• [Required action]
What lines of the data hold the string "icon"? Copy them all.
BEGIN Provided information
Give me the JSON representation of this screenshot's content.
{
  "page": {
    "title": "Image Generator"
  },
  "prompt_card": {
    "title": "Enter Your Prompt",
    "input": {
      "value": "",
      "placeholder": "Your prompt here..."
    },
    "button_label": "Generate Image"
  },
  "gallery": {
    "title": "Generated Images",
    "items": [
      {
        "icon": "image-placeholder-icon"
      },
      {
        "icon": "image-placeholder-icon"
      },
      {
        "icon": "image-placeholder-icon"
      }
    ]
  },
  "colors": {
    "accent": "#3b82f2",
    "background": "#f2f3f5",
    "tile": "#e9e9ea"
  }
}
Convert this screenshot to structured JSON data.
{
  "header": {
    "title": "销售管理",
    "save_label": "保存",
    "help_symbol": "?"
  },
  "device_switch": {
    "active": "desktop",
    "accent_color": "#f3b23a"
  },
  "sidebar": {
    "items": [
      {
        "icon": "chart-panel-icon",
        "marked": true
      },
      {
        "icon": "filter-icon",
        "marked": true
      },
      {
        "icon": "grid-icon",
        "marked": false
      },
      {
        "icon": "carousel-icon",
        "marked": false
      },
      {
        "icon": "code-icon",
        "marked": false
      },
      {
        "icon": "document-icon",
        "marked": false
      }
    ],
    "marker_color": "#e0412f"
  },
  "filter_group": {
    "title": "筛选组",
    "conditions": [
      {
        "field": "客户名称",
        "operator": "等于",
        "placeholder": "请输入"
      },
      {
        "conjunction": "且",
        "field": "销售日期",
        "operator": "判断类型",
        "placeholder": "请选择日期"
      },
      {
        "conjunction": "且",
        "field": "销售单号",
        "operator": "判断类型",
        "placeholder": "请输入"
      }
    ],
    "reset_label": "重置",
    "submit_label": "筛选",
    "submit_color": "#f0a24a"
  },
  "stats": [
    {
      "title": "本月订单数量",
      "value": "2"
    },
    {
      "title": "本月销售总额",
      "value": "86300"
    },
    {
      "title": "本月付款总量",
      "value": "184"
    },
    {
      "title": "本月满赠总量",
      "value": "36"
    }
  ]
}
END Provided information
• [Your solution]
        "icon": "image-placeholder-icon"
        "icon": "image-placeholder-icon"
        "icon": "image-placeholder-icon"
        "icon": "chart-panel-icon",
        "icon": "filter-icon",
        "icon": "grid-icon",
        "icon": "carousel-icon",
        "icon": "code-icon",
        "icon": "document-icon",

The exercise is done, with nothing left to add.